San Salvador, El Salvador — Central America (West Coast)
Capitán General Gerardo Barrios
Capitan General Gerardo Barrios
El pueblo centroamericano
[Bronze seal] 15 de septiembre 1821
[Bronze scene] Coatepeque
[Bronze seal] 15th of Septiembre 1821
Topics. This memorial is listed in this topic list: Wars, Non-US. A significant historical year for this entry is 1909.
Location. 13° 41.865′ N, 89° 11.476′ W. Marker is in San Salvador. Memorial is on 2a Calle Oriente. This marker and monument can be found in Barrios Park directly south of the cathedral in the Central Historical district of San Salvador. Touch for map. Touch for directions.
Other nearby markers. At least 8 other markers are within walking distance of this marker. In Memory of the Murdered Jesuit Priests (a few steps from this marker); The National Palace of El Salvador (within shouting distance of this marker); Farmacia PrincipalCentral America's First Cry of Independence (about 180 meters away); Francisco Morazán (about 180 meters away); General José Manuel Arce (about 210 meters away); El Rosario Church (approx. 0.3 kilometers away); Dr. José Matías Delgado (approx. 0.4 kilometers away). Touch for a list and map of all markers in San Salvador.
Regarding Capitán General Gerardo Barrios. Gerardo Barrios (September 24, 1813 – August 29, 1865) was born near the town of Cacahuaterique, San Miguel, El Salvador and became President of El Salvador during the period of March 12, 1859 to October 26, 1863. Barrios was a staunch liberal and supported the union of Central America. He originally fought as part of the army of the last president of the Federation of Central American States, Francisco Morazán. After the death of Morazán, he became the leader of the unionist movement. He served as president of El Salvador several times: in 1858, from 1859 to 1860 and again from 1861. He was known for his concern for international relations and introduced coffee production to El Salvador, accelerating its spread through
Conservatives were upset by Barrios and his leadership, claiming he was anti-clerical, despotic and overly liberal. In 1863, after a few border skirmishes, El Salvador declared war on Guatemala, and on June 19th Guatemalan troops began invading El Salvador. On October 26, after a long siege, President Carrera of Guatemala took over San Salvador, taking full control of the city. That same year Barrios escaped to San Miguel. With Carrera's approval, Francisco Dueñas installed himself as president and then won the 1865 elections. Barrios was captured in Nicaragua on July 27 and extradited to El Salvador that same week. His court martial began on August 10, and he was sentenced to death on August 28. The execution took place the following day.

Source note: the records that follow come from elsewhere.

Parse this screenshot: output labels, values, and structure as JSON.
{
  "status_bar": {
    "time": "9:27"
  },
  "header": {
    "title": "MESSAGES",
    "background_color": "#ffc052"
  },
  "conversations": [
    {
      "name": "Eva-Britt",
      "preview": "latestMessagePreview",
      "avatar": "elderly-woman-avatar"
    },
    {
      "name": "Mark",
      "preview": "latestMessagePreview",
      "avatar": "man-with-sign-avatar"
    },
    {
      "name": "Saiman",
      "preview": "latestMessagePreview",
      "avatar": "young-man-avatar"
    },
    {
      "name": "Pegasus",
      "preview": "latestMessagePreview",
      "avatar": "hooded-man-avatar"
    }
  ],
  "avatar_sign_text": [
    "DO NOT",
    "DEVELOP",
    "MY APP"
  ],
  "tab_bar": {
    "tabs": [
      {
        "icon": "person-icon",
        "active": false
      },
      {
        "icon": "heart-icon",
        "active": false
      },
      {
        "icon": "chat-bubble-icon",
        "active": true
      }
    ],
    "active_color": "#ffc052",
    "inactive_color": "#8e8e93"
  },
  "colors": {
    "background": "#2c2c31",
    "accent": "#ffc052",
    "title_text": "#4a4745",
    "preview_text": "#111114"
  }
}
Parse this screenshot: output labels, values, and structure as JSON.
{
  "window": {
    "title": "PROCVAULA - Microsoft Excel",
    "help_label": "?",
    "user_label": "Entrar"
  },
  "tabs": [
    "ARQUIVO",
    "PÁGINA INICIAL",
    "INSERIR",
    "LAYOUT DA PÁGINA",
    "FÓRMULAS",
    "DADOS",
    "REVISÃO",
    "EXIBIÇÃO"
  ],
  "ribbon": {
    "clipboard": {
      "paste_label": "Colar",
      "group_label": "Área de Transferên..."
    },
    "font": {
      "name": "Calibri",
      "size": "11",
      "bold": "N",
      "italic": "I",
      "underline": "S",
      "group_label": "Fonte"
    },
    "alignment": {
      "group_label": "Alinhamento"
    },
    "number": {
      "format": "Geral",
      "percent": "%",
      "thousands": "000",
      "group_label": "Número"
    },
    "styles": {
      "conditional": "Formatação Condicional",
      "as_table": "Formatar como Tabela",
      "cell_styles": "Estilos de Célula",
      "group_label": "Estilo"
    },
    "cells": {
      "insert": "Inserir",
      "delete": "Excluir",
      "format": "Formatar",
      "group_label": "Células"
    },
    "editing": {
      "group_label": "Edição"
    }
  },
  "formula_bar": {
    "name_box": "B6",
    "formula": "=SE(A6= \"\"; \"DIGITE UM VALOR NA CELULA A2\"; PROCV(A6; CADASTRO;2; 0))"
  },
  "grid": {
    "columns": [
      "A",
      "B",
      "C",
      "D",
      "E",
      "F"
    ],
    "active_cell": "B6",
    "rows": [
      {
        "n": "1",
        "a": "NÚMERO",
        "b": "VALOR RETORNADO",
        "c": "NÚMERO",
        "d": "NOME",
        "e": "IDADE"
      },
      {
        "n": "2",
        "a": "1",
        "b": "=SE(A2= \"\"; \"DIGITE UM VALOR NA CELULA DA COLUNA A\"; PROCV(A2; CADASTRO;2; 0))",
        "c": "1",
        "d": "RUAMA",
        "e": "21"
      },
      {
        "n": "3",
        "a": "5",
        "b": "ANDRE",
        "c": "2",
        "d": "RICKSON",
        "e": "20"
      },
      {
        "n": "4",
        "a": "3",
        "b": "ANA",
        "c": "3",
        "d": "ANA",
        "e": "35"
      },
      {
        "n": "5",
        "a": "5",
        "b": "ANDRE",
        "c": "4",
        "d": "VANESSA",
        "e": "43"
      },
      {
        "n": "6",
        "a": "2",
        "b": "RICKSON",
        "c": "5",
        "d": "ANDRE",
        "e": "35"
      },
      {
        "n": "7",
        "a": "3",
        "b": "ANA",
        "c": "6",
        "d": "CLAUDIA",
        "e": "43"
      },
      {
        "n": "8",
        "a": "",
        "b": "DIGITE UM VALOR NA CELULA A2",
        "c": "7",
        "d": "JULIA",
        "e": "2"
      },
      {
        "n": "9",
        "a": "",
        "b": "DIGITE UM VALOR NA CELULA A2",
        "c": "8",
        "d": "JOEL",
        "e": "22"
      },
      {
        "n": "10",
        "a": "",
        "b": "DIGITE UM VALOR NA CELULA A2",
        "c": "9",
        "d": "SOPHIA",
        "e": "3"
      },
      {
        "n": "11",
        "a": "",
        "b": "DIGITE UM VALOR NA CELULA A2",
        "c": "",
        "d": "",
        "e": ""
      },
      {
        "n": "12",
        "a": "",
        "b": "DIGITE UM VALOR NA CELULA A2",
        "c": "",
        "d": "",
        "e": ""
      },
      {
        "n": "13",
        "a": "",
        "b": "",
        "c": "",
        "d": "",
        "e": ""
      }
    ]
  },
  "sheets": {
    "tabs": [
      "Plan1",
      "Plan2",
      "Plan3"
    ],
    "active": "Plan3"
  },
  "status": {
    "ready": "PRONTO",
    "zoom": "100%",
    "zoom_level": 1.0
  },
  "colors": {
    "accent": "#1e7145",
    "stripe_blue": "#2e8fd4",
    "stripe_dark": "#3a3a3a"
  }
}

He is considered a National Hero for his attempts to liberalize the country and protect its sovereignty.
Additional keywords. Central America, unión
Credits. This page was last revised on January 2, 2020. It was originally submitted on April 19, 2015, by J. Makali Bruton of Querétaro, Mexico. This page has been viewed 510 times since then and 57 times this year. Photos: 1, 2. submitted on April 19, 2015, by J. Makali Bruton of Querétaro, Mexico. 3. submitted on May 12, 2015. 4, 5. submitted on April 19, 2015, by J. Makali Bruton of Querétaro, Mexico. 6. submitted on January 23, 2016, by J. Makali Bruton of Querétaro, Mexico. 7. submitted on April 19, 2015, by J. Makali Bruton of Querétaro, Mexico. • Andrew Ruppenstein was the editor who published this page.